But clearly those who do nothing to deprive a person of life, liberty, or property ought not be punished by the state, and when they are, the state is surpassing its bounds and is no longer legally valid. Even if the “criminal” would not have violated the non-aggression principle, the government’s henchmen would in their enforcement of their petty federal ultimatum.

Regulations that dish out thousand-dollar fines and prison time for legal “offenses” like unlicensed hair-braiding or out-of-the-home freelancing are doing precisely what the state is meant to prevent: infringing upon inherent rights.

The state-sponsored aggression that ensues when a regulation is broken is nauseatingly inconsistent and harsh, dictated by the mood of a bureaucrat. Kids selling lemonade without a license can get a criminal record before the age of ten; bakers or photographers can be fined hundreds of thousands of dollars because they turn down a customer; someone who crosses a powerful corporation with a strong D.C. presence will be cut down in the prime of life. (I mean this in a mostly figurative sense.)

Many who lean towards free markets but can’t help but think that there ought to be a set of ground rules for each industry are overlooking the fact that laws are not magically supported by words printed on paper: the law is backed up by guns, fines, pepper spray, prison time, promises of death, and life-ruining lawsuits. Are most of the federal regulations threatening these things worth those punishments?
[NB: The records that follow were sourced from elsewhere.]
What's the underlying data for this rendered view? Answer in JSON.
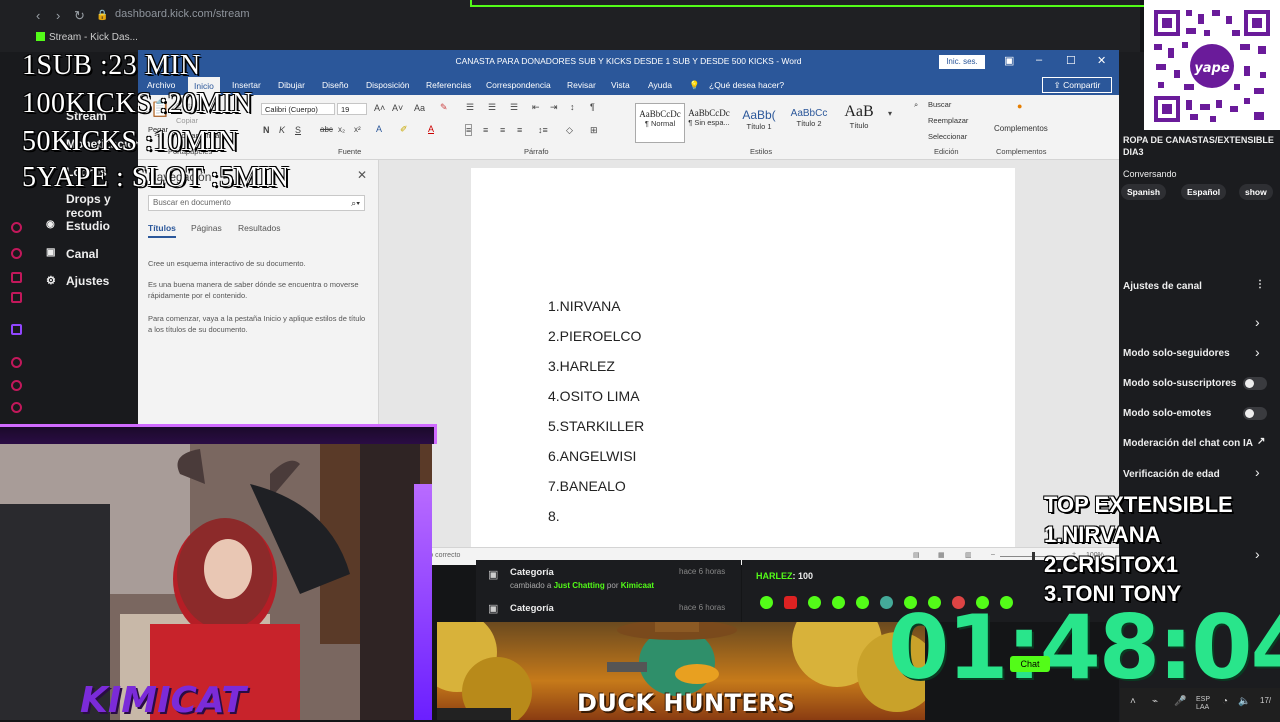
{
  "browser": {
    "url": "dashboard.kick.com/stream",
    "tab_title": "Stream - Kick Das..."
  },
  "sidebar": {
    "items": [
      {
        "label": "Stream"
      },
      {
        "label": "Monetización"
      },
      {
        "label": "Logros"
      },
      {
        "label": "Drops y recom"
      },
      {
        "label": "Estudio"
      },
      {
        "label": "Canal"
      },
      {
        "label": "Ajustes"
      }
    ]
  },
  "overlay": {
    "line1": "1SUB :23 MIN",
    "line2": "100KICKS :20MIN",
    "line3": "50KICKS :10MIN",
    "line4": "5YAPE : SLOT :5MIN"
  },
  "word": {
    "title": "CANASTA PARA DONADORES SUB Y KICKS DESDE 1 SUB Y DESDE 500 KICKS  -  Word",
    "signin": "Inic. ses.",
    "share": "Compartir",
    "menu": [
      "Archivo",
      "Inicio",
      "Insertar",
      "Dibujar",
      "Diseño",
      "Disposición",
      "Referencias",
      "Correspondencia",
      "Revisar",
      "Vista",
      "Ayuda",
      "¿Qué desea hacer?"
    ],
    "ribbon": {
      "paste": "Pegar",
      "cut": "Cortar",
      "copy": "Copiar",
      "format_painter": "Copiar formato",
      "clipboard_group": "Portapapeles",
      "font_name": "Calibri (Cuerpo)",
      "font_size": "19",
      "font_group": "Fuente",
      "paragraph_group": "Párrafo",
      "styles_group": "Estilos",
      "styles": [
        {
          "sample": "AaBbCcDc",
          "name": "¶ Normal"
        },
        {
          "sample": "AaBbCcDc",
          "name": "¶ Sin espa..."
        },
        {
          "sample": "AaBb(",
          "name": "Título 1"
        },
        {
          "sample": "AaBbCc",
          "name": "Título 2"
        },
        {
          "sample": "AaB",
          "name": "Título"
        }
      ],
      "find": "Buscar",
      "replace": "Reemplazar",
      "select": "Seleccionar",
      "editing_group": "Edición",
      "addins": "Complementos",
      "addins_group": "Complementos"
    },
    "nav": {
      "title": "Navegación",
      "search_placeholder": "Buscar en documento",
      "tabs": [
        "Títulos",
        "Páginas",
        "Resultados"
      ],
      "p1": "Cree un esquema interactivo de su documento.",
      "p2": "Es una buena manera de saber dónde se encuentra o moverse rápidamente por el contenido.",
      "p3": "Para comenzar, vaya a la pestaña Inicio y aplique estilos de título a los títulos de su documento."
    },
    "document_lines": [
      "1.NIRVANA",
      "2.PIEROELCO",
      "3.HARLEZ",
      "4.OSITO LIMA",
      "5.STARKILLER",
      "6.ANGELWISI",
      "7.BANEALO",
      "8."
    ],
    "status": "Todo correcto",
    "zoom": "100%"
  },
  "right_panel": {
    "stream_title": "ROPA DE CANASTAS/EXTENSIBLE DIA3",
    "category": "Conversando",
    "tags": [
      "Spanish",
      "Español",
      "show"
    ],
    "section": "Ajustes de canal",
    "items": [
      {
        "label": "Modo solo-seguidores"
      },
      {
        "label": "Modo solo-suscriptores"
      },
      {
        "label": "Modo solo-emotes"
      },
      {
        "label": "Moderación del chat con IA"
      },
      {
        "label": "Verificación de edad"
      }
    ]
  },
  "feed": {
    "items": [
      {
        "title": "Categoría",
        "sub_prefix": "cambiado a ",
        "category": "Just Chatting",
        "by": " por ",
        "user": "Kimicaat",
        "time": "hace 6 horas"
      },
      {
        "title": "Categoría",
        "time": "hace 6 horas"
      }
    ]
  },
  "chat": {
    "user": "HARLEZ",
    "message": ": 100",
    "send": "Chat"
  },
  "game": {
    "title": "DUCK HUNTERS"
  },
  "streamer_name": "KIMICAT",
  "top_extensible": {
    "title": "TOP EXTENSIBLE",
    "entries": [
      "1.NIRVANA",
      "2.CRISITOX1",
      "3.TONI TONY"
    ]
  },
  "timer": "01:48:04",
  "taskbar": {
    "lang": "ESP",
    "lang2": "LAA",
    "date": "17/"
  },
  "colors": {
    "word_blue": "#2b579a",
    "kick_green": "#53fc18",
    "timer_green": "#29e58b",
    "neon_purple": "#d06bff"
  }
}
In the end, the mass of federal regulations torturing the economy is unwarranted interference in individual choice, a brutal manifestation of state aggression against the citizenry, and an absolute breach of legal equality. These regulations present more than moral problems: practical problems (including overfilled jails, criminalization of half the population, dramatic economic slowdowns, and inconsistent enforcement of laws) also make our foolishly large collection of regulations far from worthwhile.

Little laws here and there almost always sound like they’re for the best; the contents of voluminous thousand-page laws seem to be prudent; the powers afforded to bureaucrats sound fair enough—but this is not the case, and never will be.

Happy Birthday, Mendelssohn.

mendelssohn

Today is Felix Mendelssohn’s 206th birthday.

(Although he’s not as famous as Beethoven or Handel, you’ve almost certainly heard his wedding march.)

Known as the “happy composer” of the Romantic Era, Mendelssohn kicked off his musical career in earnest at the age of 17 with his fabulous Midsummer Night’s Dream Overture.

In 1829 he launched the Bach Revival with a performance of St. Matthew’s Passion, which had not been performed since its composer’s death in 1750.

He was a devoted Christian and wrote two extremely famous oratorios, “Elijah” and “Saint Paul,” as well as five symphonies (the Italian and Reformation Symphonies being the best known). His music was cheerful and lighthearted, but was exceptionally beautiful and well-constructed.

Immediately after Mendelssohn’s death in 1847, anti-Semitic Richard Wagner began a smear campaign against Felix — who was Jewish — and as a result Mendelssohn too came close to obscurity. In the 20th century, Hitler banned Mendelssohn’s works.

But there’s one important question to be answered: why was Mendelssohn so happy relative to contemporary composers?

Probably a great deal of this happiness hinged on the fact that he lived a somewhat affluent life and never really had financial struggles, unlike the chronically depressed and death-obsessed likes of Hector Berlioz.

However, what truly distinguished Mendelssohn from other Romantic Era composers was his faith in God and purposefulness in life. He knew what he was living for, and rather like his hero Bach, he intended his music for the glory of God.

Mendelssohn’s best-known works:

Hebrides Overture (Fingal’s Cave)

Midsummer Night’s Dream Overture

Reformation Symphony

Italian Symphony

Violin Concerto in E Minor